▶ [EXERCISE]
Go through the records below and copy out every line holding "kind".
RECORDS START
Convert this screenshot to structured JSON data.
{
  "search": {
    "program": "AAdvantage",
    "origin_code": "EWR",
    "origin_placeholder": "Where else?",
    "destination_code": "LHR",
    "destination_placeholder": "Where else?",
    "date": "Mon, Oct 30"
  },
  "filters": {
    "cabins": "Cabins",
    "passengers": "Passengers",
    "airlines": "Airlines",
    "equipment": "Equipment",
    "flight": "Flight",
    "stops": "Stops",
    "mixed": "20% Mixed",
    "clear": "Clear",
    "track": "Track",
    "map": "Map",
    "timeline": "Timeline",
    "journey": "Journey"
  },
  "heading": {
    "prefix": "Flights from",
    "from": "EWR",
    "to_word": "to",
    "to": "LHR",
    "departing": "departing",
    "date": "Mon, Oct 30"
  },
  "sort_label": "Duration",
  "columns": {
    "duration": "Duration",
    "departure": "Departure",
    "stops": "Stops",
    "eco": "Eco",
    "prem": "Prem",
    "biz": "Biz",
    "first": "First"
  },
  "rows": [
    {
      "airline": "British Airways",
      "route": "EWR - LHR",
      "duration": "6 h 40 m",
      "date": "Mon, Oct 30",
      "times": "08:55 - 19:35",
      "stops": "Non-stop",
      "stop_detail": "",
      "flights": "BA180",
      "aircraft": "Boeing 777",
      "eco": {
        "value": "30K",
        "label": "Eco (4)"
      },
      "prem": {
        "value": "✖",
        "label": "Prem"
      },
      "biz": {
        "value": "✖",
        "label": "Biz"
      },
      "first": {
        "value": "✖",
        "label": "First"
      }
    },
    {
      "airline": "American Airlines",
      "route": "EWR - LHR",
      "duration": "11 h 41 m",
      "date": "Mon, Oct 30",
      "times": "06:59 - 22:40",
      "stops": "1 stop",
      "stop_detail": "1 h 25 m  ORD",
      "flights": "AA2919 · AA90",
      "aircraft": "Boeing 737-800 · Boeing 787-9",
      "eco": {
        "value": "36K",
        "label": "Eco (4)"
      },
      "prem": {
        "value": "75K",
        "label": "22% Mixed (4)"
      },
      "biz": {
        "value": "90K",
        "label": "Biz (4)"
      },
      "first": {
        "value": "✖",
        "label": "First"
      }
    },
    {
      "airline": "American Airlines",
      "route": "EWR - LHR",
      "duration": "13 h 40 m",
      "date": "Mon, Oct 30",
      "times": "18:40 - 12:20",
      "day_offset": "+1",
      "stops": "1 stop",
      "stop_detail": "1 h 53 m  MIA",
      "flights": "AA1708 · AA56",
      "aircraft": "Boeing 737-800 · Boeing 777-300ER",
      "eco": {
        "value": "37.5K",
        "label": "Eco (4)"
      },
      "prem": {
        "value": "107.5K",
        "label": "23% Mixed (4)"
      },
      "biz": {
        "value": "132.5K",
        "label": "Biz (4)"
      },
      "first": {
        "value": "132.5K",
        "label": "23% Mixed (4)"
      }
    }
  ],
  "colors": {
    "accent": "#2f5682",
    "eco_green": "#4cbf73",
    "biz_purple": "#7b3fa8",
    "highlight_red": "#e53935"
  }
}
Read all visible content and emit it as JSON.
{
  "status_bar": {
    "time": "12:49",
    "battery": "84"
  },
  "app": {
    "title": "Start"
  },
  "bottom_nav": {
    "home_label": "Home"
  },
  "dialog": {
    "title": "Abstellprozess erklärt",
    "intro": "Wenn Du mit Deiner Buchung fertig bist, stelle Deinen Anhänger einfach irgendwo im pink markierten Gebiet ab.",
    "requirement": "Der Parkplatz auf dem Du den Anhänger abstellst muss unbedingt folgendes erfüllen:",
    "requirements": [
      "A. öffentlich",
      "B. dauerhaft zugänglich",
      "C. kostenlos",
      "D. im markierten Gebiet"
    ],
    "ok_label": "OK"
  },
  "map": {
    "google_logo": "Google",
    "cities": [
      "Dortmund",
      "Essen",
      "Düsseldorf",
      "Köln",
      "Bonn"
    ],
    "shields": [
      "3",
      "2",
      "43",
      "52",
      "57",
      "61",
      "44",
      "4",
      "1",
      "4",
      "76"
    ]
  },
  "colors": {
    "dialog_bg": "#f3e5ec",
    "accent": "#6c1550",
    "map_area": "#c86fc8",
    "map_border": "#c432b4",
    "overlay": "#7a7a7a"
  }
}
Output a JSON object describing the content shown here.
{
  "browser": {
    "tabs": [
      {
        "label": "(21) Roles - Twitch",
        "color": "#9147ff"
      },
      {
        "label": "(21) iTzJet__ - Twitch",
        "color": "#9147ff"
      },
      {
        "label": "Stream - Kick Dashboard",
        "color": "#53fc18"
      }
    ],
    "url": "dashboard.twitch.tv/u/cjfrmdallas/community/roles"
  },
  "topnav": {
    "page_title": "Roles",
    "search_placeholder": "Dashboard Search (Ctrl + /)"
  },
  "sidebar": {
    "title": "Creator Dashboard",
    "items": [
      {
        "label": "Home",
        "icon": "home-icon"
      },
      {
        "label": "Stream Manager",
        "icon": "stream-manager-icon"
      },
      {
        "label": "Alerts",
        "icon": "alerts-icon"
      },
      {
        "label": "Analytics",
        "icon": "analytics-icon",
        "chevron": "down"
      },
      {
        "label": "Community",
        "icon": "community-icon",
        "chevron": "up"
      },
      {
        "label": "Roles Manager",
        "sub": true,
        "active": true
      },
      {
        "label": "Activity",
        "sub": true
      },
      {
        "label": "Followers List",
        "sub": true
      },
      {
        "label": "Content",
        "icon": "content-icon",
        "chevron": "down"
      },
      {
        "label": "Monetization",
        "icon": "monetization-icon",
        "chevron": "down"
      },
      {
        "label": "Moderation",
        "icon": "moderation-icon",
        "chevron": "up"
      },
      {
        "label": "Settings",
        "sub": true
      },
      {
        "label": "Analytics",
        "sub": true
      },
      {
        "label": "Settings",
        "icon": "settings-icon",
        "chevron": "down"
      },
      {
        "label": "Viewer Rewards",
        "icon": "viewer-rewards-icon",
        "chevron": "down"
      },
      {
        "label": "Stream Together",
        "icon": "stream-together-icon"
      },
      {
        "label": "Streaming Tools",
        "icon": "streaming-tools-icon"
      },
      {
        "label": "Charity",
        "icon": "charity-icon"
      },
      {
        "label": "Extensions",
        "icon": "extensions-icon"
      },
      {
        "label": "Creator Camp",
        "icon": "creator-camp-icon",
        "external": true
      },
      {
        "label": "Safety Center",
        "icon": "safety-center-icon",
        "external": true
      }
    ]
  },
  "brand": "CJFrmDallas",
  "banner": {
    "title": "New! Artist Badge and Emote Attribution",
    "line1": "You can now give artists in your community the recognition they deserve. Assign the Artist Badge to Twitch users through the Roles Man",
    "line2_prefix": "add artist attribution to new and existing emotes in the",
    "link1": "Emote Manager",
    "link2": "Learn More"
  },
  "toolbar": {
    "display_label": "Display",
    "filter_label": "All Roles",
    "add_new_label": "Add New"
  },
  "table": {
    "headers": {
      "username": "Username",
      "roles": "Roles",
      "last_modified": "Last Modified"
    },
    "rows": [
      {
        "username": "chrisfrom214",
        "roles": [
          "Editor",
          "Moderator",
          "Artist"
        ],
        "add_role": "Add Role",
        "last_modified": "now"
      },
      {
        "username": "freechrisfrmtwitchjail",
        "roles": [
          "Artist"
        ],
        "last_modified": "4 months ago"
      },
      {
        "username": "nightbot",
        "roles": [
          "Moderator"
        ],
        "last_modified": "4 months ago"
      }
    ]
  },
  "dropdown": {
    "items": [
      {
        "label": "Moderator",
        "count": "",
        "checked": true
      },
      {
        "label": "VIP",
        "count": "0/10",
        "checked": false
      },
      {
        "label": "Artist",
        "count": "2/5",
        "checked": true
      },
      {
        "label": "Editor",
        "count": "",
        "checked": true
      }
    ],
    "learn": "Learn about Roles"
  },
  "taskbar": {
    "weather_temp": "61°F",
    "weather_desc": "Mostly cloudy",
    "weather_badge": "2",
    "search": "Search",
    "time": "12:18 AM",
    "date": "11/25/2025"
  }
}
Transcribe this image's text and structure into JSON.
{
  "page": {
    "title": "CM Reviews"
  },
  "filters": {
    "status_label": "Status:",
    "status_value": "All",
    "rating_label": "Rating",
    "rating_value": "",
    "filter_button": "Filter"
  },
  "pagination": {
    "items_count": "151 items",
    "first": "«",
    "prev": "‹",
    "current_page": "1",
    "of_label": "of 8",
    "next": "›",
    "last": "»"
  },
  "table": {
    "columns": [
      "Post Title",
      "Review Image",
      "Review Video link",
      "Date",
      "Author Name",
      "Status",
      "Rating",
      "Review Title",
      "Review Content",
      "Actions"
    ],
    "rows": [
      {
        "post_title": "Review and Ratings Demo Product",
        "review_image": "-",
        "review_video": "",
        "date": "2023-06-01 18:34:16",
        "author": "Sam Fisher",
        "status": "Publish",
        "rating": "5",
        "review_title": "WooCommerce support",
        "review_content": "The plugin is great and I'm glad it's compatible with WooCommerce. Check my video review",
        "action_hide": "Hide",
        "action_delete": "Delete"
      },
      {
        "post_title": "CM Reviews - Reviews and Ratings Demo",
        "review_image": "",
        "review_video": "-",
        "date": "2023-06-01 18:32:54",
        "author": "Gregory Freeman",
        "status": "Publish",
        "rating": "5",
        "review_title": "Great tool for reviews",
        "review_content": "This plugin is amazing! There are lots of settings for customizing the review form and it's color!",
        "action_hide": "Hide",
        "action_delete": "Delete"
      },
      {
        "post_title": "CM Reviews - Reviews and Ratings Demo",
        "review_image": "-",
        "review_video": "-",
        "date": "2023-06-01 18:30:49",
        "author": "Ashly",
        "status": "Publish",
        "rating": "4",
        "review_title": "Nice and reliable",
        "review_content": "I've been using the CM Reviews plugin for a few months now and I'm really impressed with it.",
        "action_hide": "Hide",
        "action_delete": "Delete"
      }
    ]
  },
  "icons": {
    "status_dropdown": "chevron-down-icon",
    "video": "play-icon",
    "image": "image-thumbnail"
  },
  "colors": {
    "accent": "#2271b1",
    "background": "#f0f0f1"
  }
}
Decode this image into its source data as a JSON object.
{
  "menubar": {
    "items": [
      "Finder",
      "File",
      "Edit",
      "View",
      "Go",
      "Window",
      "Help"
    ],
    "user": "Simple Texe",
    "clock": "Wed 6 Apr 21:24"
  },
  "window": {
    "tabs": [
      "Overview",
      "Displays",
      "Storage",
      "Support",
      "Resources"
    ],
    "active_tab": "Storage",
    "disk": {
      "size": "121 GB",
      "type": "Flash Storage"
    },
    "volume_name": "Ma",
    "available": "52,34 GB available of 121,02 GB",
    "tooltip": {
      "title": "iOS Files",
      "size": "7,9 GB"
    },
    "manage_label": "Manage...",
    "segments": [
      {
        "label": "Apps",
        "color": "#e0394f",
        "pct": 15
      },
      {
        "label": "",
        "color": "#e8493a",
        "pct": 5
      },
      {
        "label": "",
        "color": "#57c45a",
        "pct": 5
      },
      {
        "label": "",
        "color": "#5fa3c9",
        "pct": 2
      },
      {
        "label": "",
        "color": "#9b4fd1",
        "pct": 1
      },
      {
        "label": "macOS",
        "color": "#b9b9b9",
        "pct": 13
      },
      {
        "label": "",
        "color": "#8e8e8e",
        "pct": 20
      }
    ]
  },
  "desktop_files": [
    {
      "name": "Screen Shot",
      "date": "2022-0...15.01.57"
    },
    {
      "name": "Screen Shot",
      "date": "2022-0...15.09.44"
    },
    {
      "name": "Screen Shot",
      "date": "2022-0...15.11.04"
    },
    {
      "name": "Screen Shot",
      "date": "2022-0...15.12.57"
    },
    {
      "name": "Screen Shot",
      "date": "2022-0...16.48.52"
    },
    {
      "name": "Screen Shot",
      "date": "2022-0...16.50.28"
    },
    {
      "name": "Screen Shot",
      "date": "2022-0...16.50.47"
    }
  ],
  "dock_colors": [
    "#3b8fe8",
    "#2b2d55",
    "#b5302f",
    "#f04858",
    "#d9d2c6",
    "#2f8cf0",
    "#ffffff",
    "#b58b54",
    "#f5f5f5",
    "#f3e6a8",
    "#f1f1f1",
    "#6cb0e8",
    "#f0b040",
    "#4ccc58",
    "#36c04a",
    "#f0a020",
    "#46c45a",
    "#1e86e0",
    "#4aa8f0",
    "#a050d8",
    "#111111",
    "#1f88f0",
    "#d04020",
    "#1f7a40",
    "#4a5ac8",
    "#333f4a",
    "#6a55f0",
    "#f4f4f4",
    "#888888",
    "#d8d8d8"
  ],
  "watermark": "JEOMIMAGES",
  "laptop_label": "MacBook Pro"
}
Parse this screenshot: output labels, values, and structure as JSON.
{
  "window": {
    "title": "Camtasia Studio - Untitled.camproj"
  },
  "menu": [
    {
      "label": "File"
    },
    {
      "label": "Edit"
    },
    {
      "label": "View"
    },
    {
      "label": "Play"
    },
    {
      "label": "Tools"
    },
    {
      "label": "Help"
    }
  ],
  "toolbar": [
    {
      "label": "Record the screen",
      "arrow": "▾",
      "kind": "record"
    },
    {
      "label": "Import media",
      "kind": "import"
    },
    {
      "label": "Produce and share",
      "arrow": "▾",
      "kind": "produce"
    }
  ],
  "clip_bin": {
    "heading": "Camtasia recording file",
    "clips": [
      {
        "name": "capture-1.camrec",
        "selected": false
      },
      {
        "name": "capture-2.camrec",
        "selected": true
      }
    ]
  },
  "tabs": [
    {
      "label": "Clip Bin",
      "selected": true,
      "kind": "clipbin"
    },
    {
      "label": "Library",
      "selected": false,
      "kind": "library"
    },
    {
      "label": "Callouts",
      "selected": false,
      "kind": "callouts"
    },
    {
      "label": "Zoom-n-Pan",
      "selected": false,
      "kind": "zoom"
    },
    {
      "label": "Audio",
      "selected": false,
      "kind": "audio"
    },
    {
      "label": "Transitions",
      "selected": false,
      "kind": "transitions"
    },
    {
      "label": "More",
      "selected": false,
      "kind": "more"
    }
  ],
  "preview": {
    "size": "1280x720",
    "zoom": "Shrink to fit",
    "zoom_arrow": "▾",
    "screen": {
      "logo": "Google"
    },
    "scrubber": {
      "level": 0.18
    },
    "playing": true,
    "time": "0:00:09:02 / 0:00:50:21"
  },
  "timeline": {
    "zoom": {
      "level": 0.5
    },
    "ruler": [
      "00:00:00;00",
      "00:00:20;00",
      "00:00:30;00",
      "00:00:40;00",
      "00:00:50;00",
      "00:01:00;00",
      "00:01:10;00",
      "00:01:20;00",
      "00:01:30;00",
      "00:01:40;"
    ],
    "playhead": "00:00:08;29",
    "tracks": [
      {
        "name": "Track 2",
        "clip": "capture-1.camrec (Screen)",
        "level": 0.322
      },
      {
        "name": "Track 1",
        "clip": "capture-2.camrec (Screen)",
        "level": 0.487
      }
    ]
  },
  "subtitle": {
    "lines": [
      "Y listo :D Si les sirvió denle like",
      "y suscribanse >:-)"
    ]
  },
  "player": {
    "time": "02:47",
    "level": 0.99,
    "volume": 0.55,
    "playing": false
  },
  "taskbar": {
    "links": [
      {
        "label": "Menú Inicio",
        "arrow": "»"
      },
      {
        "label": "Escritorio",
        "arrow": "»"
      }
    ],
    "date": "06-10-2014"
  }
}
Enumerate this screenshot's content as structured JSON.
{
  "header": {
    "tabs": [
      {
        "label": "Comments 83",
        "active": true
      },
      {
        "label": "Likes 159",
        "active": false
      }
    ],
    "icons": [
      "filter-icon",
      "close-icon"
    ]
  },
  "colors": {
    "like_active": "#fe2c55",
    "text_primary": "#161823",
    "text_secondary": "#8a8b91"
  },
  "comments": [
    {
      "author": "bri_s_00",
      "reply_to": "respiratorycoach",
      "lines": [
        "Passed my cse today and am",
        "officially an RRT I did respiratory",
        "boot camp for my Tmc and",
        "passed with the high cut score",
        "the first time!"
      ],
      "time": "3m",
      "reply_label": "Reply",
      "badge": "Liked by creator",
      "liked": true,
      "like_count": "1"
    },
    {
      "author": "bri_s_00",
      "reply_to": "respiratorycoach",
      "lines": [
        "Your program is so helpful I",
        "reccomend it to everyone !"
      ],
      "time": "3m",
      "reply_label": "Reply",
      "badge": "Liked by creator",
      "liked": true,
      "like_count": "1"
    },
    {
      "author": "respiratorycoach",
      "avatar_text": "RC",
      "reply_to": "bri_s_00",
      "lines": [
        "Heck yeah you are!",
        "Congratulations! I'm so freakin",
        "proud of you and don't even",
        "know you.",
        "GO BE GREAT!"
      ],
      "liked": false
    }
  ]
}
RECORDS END
▶ [OUTPUT]
      "kind": "record"
      "kind": "import"
      "kind": "produce"
      "kind": "clipbin"
      "kind": "library"
      "kind": "callouts"
      "kind": "zoom"
      "kind": "audio"
      "kind": "transitions"
      "kind": "more"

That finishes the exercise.